    I am sending in an OFCCP form about what has happened to me. I was told to go home because my job restrictions forms that were asked to be completed because of a vindetta that my supervisor had against me and wanted me to do work in a area that would have and did cause me to be put on stronger pain pills. And I will let whomever read what they are doing to me. It happen before at their other facility before they sent me to this current one. I was hired and interviewed for 4 hours, and found out I was permanent 8 hours and here now, found out they tried to work me from 8 am to 6:45 on two shifts. They let another employee read my medical paper work, right in front of me. You would not believe what happens down here, it is illegal and violation of disability rights, and my right to privacy. This surely needed to be investigated and the company penalized for their illegal actions. This folder with all information will be priority mailed Monday and a copy to Raleigh, NC. Now I am getting surprise calls from a particular business that should have been called, and wanting to know if I should find another job, because they know this is a serious case to me. Now the doctor has me on a new pain medication strength so I am weak after taking the people where I can drive afterwards and makes me weak, and I know now they are trying to dismiss me to avoid a lawsuit.

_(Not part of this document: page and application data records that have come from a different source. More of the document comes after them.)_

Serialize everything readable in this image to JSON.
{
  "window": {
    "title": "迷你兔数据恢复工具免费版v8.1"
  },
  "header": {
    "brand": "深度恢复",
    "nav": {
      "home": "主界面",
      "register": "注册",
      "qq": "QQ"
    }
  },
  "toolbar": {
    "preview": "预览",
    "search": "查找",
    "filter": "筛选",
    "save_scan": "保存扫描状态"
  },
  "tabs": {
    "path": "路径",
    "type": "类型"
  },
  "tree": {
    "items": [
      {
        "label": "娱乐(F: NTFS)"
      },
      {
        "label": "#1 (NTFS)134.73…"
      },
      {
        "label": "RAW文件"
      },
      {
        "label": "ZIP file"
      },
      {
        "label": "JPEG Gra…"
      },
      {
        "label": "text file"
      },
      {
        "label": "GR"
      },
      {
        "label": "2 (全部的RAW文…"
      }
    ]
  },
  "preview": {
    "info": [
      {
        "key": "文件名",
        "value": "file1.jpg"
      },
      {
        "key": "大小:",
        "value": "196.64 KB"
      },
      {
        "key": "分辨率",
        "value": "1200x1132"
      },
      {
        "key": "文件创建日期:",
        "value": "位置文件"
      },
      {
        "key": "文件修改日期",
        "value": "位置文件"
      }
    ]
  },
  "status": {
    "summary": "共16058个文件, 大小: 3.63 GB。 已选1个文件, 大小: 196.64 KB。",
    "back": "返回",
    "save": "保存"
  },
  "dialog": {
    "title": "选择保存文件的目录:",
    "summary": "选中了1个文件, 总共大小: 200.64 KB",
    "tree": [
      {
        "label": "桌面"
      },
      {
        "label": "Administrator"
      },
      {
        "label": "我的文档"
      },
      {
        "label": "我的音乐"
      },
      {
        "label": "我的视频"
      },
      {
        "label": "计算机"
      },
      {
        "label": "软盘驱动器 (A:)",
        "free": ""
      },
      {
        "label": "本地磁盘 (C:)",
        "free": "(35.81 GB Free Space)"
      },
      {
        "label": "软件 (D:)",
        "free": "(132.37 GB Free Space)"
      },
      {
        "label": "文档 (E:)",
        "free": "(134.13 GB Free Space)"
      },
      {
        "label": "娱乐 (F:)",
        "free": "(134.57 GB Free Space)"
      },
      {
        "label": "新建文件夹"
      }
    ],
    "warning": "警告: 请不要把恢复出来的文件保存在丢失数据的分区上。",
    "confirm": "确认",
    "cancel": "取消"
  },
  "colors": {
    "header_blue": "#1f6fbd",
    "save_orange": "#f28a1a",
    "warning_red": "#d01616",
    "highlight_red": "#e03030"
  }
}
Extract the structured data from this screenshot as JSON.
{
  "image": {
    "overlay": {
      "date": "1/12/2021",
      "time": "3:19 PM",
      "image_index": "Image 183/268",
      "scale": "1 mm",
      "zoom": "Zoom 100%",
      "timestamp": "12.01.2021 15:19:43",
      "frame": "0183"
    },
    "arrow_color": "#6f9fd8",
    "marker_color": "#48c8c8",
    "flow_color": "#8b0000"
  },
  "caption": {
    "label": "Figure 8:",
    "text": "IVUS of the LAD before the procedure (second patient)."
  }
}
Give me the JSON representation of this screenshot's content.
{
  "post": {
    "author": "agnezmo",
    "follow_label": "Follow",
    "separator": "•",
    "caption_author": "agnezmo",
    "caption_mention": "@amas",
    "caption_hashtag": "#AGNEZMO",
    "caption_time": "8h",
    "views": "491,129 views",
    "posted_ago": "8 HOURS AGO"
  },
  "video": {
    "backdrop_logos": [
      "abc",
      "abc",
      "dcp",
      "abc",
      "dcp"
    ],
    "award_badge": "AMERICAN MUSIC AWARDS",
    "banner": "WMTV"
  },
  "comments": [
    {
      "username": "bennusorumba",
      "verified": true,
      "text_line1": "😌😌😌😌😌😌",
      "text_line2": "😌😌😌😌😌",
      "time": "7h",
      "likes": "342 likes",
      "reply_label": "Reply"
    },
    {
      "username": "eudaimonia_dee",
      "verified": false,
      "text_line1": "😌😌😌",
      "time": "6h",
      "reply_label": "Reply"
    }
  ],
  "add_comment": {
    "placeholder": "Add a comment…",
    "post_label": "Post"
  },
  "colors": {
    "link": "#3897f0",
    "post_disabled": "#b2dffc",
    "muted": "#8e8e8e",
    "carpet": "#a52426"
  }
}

They really broke serious laws and disability laws and rights.

    • Caroline says:

      Talk to social security, that would be your best answer, or go to SSA.gov and see if you can find it there. Something helpful, though. I had a friend who suffered a stroke in childhood and was considered disabled for life. She married a friend of mine, and she received the full benefit she had before she got married, but they treat each situation differently under the umbrella of the law. You have to find out what the law is and go from there. Also, on a side note, since you would be able to answer some questions no one else seems to be able to, if you would be interested in answering some questions about living with CP, please email me. My son has CP, and I wonder what it will be like when he’s a little older. I don’t know anyone else in the same situation. Thanks in advance.

  27. Connie says:

    I am on disability and have checked work from home positions. I don’t trust them. Any suggestions as to where to look?

    • David S. says:

      Depending on your disabilitlty, I have to work from home because my fiance is mentally ill, and she goes into crisis when left alone. This stems from her getting drugged out and serving 180 days due to a VOP for false charges. I work for a service that you call and check on newspaper subscriptions. I can be home with her. I’m hoping time will make things better, BUT GOOGLE legitimate work at home, there are some, but be wery of anyone asking you for money, also check with the BBB. It’s not my dream job but it pays well, and I’m working on getting Deborah with her psych Dr. to trust the world again. I love her, Deborah. I never knew they treat people with mental health conditions so bad!

  28. Chandan says:

    Sir, I want a job but I am Indian and I’m poor so please I want a job. Please try to understand. Please give me good work.